(Beginning of Listed records)

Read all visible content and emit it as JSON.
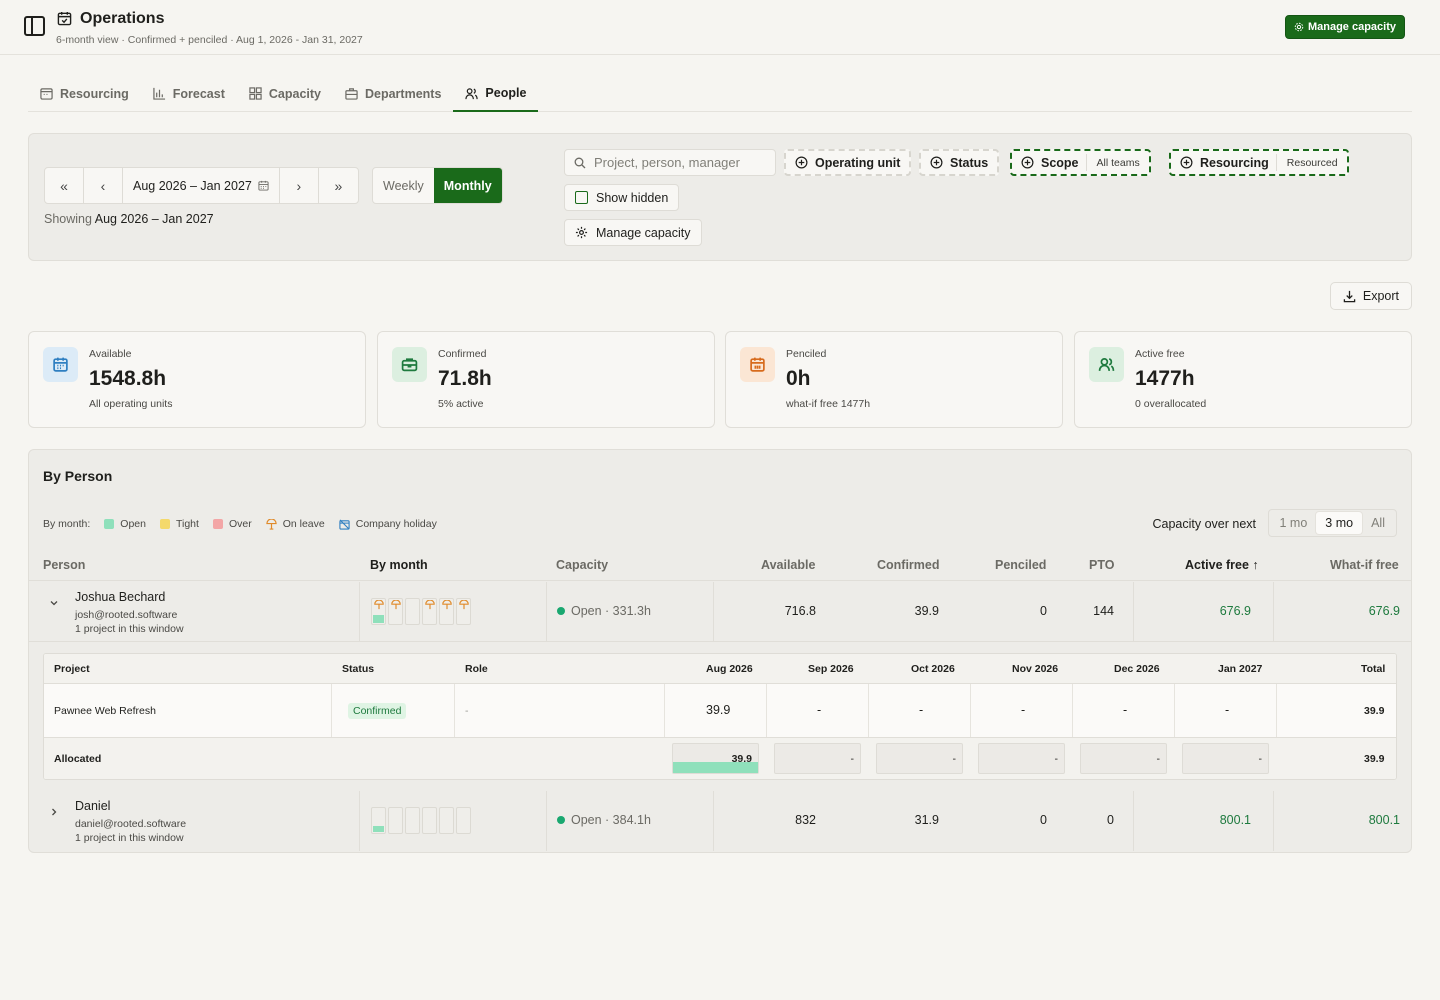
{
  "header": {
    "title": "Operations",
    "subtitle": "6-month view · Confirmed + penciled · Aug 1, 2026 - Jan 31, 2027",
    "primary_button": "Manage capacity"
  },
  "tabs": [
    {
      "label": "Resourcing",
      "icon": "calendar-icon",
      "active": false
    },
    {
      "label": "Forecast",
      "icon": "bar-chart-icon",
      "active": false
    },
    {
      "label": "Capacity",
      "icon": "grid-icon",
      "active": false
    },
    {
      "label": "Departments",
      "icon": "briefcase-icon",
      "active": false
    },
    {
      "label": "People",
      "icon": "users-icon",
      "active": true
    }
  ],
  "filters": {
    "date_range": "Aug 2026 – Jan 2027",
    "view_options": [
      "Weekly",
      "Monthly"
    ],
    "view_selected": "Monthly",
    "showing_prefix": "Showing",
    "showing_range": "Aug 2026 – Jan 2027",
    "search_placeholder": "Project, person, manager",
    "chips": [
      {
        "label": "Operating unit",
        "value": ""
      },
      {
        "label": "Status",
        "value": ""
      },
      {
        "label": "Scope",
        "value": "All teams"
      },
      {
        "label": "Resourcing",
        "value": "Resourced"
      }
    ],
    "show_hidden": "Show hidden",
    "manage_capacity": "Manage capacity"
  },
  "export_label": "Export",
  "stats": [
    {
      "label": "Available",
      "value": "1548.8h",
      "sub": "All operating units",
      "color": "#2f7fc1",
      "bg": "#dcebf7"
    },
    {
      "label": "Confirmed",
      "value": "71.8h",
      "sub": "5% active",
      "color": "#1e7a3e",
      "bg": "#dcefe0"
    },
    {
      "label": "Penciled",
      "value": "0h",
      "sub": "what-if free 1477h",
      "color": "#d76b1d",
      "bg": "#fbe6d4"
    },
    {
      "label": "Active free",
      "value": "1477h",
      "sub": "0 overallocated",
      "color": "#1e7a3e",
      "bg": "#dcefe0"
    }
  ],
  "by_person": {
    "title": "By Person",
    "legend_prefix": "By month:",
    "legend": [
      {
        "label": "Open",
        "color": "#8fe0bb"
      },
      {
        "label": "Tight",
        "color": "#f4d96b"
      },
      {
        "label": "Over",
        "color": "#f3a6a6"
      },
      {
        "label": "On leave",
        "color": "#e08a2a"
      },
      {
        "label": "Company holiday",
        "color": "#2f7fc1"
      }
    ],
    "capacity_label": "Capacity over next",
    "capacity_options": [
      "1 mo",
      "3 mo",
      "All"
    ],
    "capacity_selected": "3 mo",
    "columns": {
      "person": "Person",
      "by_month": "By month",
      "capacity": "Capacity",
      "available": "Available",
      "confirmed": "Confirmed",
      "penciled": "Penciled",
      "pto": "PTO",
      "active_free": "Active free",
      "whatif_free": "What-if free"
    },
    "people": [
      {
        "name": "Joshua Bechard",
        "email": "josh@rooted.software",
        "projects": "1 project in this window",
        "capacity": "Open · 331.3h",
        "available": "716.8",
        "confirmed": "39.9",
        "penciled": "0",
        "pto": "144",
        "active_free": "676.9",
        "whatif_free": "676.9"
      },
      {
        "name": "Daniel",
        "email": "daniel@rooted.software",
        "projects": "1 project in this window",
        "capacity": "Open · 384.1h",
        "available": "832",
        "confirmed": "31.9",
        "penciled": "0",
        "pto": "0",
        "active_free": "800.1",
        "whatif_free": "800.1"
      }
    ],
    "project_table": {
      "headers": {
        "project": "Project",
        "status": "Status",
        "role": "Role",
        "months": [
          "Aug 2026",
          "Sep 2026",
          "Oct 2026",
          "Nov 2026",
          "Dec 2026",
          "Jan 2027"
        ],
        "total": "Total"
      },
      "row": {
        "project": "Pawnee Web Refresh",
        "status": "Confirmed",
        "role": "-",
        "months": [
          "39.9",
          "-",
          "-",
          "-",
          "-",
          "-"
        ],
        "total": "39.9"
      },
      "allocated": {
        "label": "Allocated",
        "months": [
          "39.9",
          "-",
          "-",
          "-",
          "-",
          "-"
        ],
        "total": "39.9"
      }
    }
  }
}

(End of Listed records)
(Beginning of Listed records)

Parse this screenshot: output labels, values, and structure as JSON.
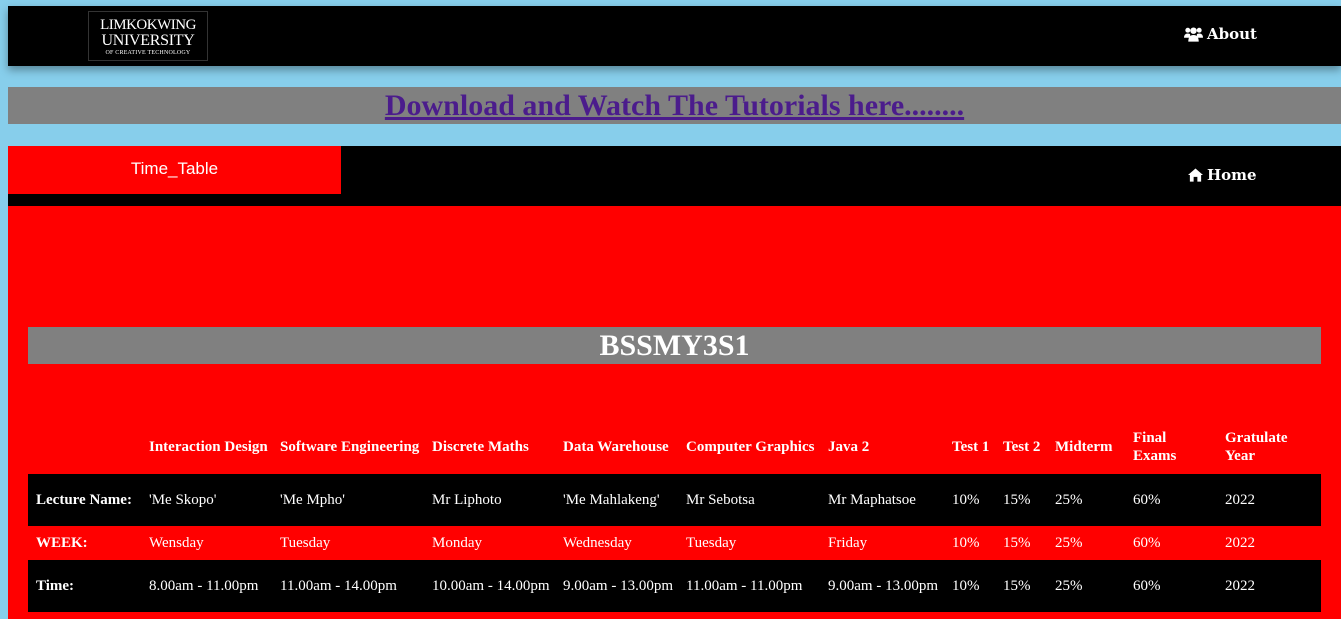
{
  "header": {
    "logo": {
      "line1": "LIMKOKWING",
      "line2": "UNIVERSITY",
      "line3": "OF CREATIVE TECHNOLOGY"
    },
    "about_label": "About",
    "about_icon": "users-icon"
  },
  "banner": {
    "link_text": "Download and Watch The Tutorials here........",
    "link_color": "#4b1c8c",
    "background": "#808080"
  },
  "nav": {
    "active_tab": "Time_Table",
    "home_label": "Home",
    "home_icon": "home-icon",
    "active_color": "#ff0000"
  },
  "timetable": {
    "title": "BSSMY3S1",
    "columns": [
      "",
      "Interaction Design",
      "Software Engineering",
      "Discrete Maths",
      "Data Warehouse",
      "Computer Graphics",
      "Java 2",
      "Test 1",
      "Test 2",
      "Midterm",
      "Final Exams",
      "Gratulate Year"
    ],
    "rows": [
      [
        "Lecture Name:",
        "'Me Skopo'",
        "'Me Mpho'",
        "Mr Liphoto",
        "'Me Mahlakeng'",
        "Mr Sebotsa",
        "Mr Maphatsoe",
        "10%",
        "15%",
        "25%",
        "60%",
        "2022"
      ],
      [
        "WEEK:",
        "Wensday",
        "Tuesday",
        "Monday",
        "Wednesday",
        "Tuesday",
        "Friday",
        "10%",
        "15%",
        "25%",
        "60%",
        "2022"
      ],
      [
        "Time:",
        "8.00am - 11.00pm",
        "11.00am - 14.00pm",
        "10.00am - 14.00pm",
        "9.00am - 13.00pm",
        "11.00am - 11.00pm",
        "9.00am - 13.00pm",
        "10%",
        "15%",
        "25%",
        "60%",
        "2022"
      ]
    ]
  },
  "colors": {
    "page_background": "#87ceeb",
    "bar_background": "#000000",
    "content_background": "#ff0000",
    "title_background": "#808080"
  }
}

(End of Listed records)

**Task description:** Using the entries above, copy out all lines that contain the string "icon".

**Task solution:**
      "icon": "calendar-icon",
      "icon": "bar-chart-icon",
      "icon": "grid-icon",
      "icon": "briefcase-icon",
      "icon": "users-icon",
    "about_icon": "users-icon"
    "home_icon": "home-icon",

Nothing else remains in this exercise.